**Work item:** Your job is to reproduce all of the data exactly.

**Material provided:**
※ ※ ※

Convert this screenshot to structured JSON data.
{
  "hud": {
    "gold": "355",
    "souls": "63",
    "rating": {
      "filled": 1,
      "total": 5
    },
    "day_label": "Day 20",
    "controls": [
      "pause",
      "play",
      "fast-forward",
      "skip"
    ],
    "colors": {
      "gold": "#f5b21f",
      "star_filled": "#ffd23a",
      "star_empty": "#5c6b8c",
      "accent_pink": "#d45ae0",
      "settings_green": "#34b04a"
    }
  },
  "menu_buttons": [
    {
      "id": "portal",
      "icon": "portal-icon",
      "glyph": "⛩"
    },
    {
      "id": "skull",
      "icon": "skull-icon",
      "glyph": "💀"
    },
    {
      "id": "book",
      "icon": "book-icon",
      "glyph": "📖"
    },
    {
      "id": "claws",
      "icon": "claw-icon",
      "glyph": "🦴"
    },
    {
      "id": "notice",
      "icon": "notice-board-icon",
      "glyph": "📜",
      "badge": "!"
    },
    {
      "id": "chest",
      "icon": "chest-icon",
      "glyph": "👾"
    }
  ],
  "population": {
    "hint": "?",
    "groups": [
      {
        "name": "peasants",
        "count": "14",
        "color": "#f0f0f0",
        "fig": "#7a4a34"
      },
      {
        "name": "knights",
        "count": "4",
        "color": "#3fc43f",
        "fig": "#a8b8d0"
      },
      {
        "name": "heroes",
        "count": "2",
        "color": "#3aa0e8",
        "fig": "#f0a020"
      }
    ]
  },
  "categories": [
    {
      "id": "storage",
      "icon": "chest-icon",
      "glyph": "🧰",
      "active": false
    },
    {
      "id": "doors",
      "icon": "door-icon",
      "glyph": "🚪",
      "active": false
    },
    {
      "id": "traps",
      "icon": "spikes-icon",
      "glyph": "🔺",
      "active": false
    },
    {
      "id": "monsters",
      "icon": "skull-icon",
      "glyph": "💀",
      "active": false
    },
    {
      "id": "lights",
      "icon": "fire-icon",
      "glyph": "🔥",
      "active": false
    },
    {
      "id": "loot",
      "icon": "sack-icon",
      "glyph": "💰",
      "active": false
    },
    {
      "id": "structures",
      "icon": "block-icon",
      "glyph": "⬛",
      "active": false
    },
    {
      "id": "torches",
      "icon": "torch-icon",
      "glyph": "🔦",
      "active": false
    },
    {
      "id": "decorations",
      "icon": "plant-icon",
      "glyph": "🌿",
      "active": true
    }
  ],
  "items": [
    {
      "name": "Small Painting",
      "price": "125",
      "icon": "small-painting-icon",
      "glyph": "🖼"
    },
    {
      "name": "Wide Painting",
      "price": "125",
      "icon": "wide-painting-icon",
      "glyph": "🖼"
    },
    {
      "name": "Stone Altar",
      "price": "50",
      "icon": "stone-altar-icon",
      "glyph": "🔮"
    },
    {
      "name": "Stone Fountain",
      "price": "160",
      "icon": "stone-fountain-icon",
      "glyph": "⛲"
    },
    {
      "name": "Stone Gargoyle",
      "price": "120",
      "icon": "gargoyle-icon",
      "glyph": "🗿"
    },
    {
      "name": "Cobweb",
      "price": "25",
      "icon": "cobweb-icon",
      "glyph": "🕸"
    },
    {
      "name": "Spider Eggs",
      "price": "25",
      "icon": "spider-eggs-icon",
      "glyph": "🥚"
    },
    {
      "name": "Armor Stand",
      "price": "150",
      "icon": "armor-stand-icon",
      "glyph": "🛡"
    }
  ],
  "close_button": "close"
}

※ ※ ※

**Task response:**
Convert this screenshot to structured JSON data.
{
  "hud": {
    "gold": "355",
    "souls": "63",
    "rating": {
      "filled": 1,
      "total": 5
    },
    "day_label": "Day 20",
    "controls": [
      "pause",
      "play",
      "fast-forward",
      "skip"
    ],
    "colors": {
      "gold": "#f5b21f",
      "star_filled": "#ffd23a",
      "star_empty": "#5c6b8c",
      "accent_pink": "#d45ae0",
      "settings_green": "#34b04a"
    }
  },
  "menu_buttons": [
    {
      "id": "portal",
      "icon": "portal-icon",
      "glyph": "⛩"
    },
    {
      "id": "skull",
      "icon": "skull-icon",
      "glyph": "💀"
    },
    {
      "id": "book",
      "icon": "book-icon",
      "glyph": "📖"
    },
    {
      "id": "claws",
      "icon": "claw-icon",
      "glyph": "🦴"
    },
    {
      "id": "notice",
      "icon": "notice-board-icon",
      "glyph": "📜",
      "badge": "!"
    },
    {
      "id": "chest",
      "icon": "chest-icon",
      "glyph": "👾"
    }
  ],
  "population": {
    "hint": "?",
    "groups": [
      {
        "name": "peasants",
        "count": "14",
        "color": "#f0f0f0",
        "fig": "#7a4a34"
      },
      {
        "name": "knights",
        "count": "4",
        "color": "#3fc43f",
        "fig": "#a8b8d0"
      },
      {
        "name": "heroes",
        "count": "2",
        "color": "#3aa0e8",
        "fig": "#f0a020"
      }
    ]
  },
  "categories": [
    {
      "id": "storage",
      "icon": "chest-icon",
      "glyph": "🧰",
      "active": false
    },
    {
      "id": "doors",
      "icon": "door-icon",
      "glyph": "🚪",
      "active": false
    },
    {
      "id": "traps",
      "icon": "spikes-icon",
      "glyph": "🔺",
      "active": false
    },
    {
      "id": "monsters",
      "icon": "skull-icon",
      "glyph": "💀",
      "active": false
    },
    {
      "id": "lights",
      "icon": "fire-icon",
      "glyph": "🔥",
      "active": false
    },
    {
      "id": "loot",
      "icon": "sack-icon",
      "glyph": "💰",
      "active": false
    },
    {
      "id": "structures",
      "icon": "block-icon",
      "glyph": "⬛",
      "active": false
    },
    {
      "id": "torches",
      "icon": "torch-icon",
      "glyph": "🔦",
      "active": false
    },
    {
      "id": "decorations",
      "icon": "plant-icon",
      "glyph": "🌿",
      "active": true
    }
  ],
  "items": [
    {
      "name": "Small Painting",
      "price": "125",
      "icon": "small-painting-icon",
      "glyph": "🖼"
    },
    {
      "name": "Wide Painting",
      "price": "125",
      "icon": "wide-painting-icon",
      "glyph": "🖼"
    },
    {
      "name": "Stone Altar",
      "price": "50",
      "icon": "stone-altar-icon",
      "glyph": "🔮"
    },
    {
      "name": "Stone Fountain",
      "price": "160",
      "icon": "stone-fountain-icon",
      "glyph": "⛲"
    },
    {
      "name": "Stone Gargoyle",
      "price": "120",
      "icon": "gargoyle-icon",
      "glyph": "🗿"
    },
    {
      "name": "Cobweb",
      "price": "25",
      "icon": "cobweb-icon",
      "glyph": "🕸"
    },
    {
      "name": "Spider Eggs",
      "price": "25",
      "icon": "spider-eggs-icon",
      "glyph": "🥚"
    },
    {
      "name": "Armor Stand",
      "price": "150",
      "icon": "armor-stand-icon",
      "glyph": "🛡"
    }
  ],
  "close_button": "close"
}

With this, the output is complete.